NEW HAVEN — A grim new genre is taking shape as theater artists confront the plague of our age: episodes of mass murder by unhinged loners with a grievance and a gun.
Last fall, Boston’s ArtsEmerson presented a newly expanded version of “columbinus,’’ a 2005 play by Stephen Karam and PJ Paparelli that re-created the atmosphere of terror surrounding the 1999 slaughter of a dozen students and a teacher at Columbine High School by two armed youths, who then killed themselves.
Now comes David Greig’s “The Events,’’ which is jolting in a very different way. A quietly moving drama that is devoid of shock effects but loaded with heartache, “The Events’’ explores the tortured aftermath of a killing spree by a young man who entered a rehearsal of an ethnically diverse choir and began firing away. Though fictional, Greig’s play taps into the widespread feelings of sadness, anger, helplessness, and sheer bewilderment so many feel in the face of unceasing gun violence. But the playwright also suggests there are strengths we can draw upon from the bonds of community.
“The Events’’ carries echoes of a nightmarish instance of real-life violence: the massacre in Norway three years ago of 77 people, most of them teenagers, by an extremist who espoused hatred of Muslims and multiculturalism. Directed with keen attention to nuance by Ramin Gray, the US premiere of “The Events’’ is being presented through Saturday at Yale Repertory Theatre as part of the International Festival of Arts & Ideas.
For all of the emotions it brings to the surface over the course of its 80 minutes, “The Events’’ is a relatively muted, almost prayerful work.

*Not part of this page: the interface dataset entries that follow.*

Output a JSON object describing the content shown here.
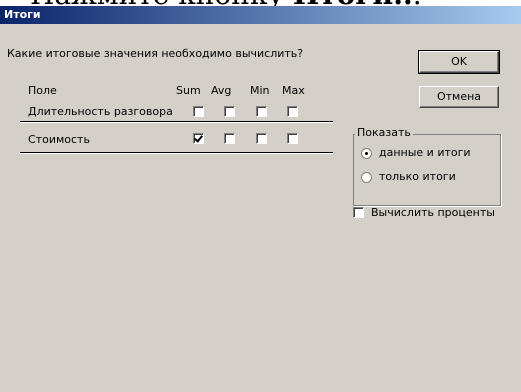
{
  "top_caption": {
    "prefix": "Нажмите кнопку ",
    "bold": "Итоги..",
    "suffix": "."
  },
  "window": {
    "title": "Итоги"
  },
  "prompt": "Какие итоговые значения необходимо вычислить?",
  "table": {
    "header": {
      "field": "Поле",
      "columns": [
        "Sum",
        "Avg",
        "Min",
        "Max"
      ]
    },
    "rows": [
      {
        "name": "Длительность разговора",
        "checks": [
          false,
          false,
          false,
          false
        ]
      },
      {
        "name": "Стоимость",
        "checks": [
          true,
          false,
          false,
          false
        ]
      }
    ]
  },
  "buttons": {
    "ok": "OK",
    "cancel": "Отмена"
  },
  "show_group": {
    "title": "Показать",
    "options": [
      {
        "label": "данные и итоги",
        "selected": true
      },
      {
        "label": "только итоги",
        "selected": false
      }
    ]
  },
  "percent_checkbox": {
    "label": "Вычислить проценты",
    "checked": false
  }
}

It focuses primarily on two characters: Claire, a gay minister and choir leader who survived the shooting and is portrayed by Derbhle Crotty, and a figure called only The Boy, played by Clifford Samuel, who also shoulders several other roles, including Claire’s girlfriend, a psychologist, an author, and a far-right politician.
In a very effective touch, a different local chorus is featured onstage in each performance (on opening night it was the New Haven Chorale), singing alternately subdued and soaring songs composed by John Browne. When Claire describes how she felt when the gunman burst into the choir rehearsal room, the chorus sings quietly beneath her words.
As she tries to return to everyday life and some semblance of normality, Claire keeps struggling to come to grips with the killer’s mind and motive. She is especially haunted by something he said near the end of the massacre, as he stood pointing a gun at her and another woman. “Is he mad, or is he evil?’’ she asks, adding: “I don’t want to understand what happened to me. I know what happened to me. I want to understand what happened to him.’’ The play follows Claire on that roundabout journey, including her inquiry into his background (turns out he was bullied in school), her alternate-scenario fantasy about a way she could have stopped the massacre, and, eventually, an encounter in prison with the killer.
With exquisite skill and sensitivity, Crotty conveys the jagged contours of Claire’s ravaged emotional state and her unappeasable need to get to the bottom of the event that shattered her life. Samuel is equally impressive as The Boy, alternating between antic mockery and dead-eyed indifference as he ranges across and around the stage.
As for the playwright, Greig is one versatile fellow. Two summers ago, the International Festival of Arts & Ideas presented his phantasmagorical “The Strange Undoing of Prudencia Hart’’ in a New Haven tavern. “Prudencia Hart’’ is a satirical yet eerie tale of an academic’s dalliance with the devil, written in ballad-like verse and heavily flavored with folk music. “The Events’’ is wholly dissimilar in subject, tone, and setting, but it will prove equally hard to dislodge from your memory.
Not that you should want to, because Greig poses important questions about justice, survival, retribution, forgiveness, the roots of violence, the limits of psychiatry, and the dangers of political demagoguery. He subtly asks whether we bear some collective culpability for the madness in our midst (the epigraph to his script, from Shakespeare’s “The Tempest,’’ is: “This thing of darkness I acknowledge mine’’), and whether it’s possible to find a life-affirming way forward amid the lethal insanity we have almost come to regard as routine.
Admirably, the playwright does not embrace cheap or easy answers to any of these thorny questions. Near the end of “The Events,’’ Claire gets to pose some insistent queries of her own to The Boy, all of which boil down to one word: “Why?’’ It’s a question that reverberates well beyond the Yale Rep.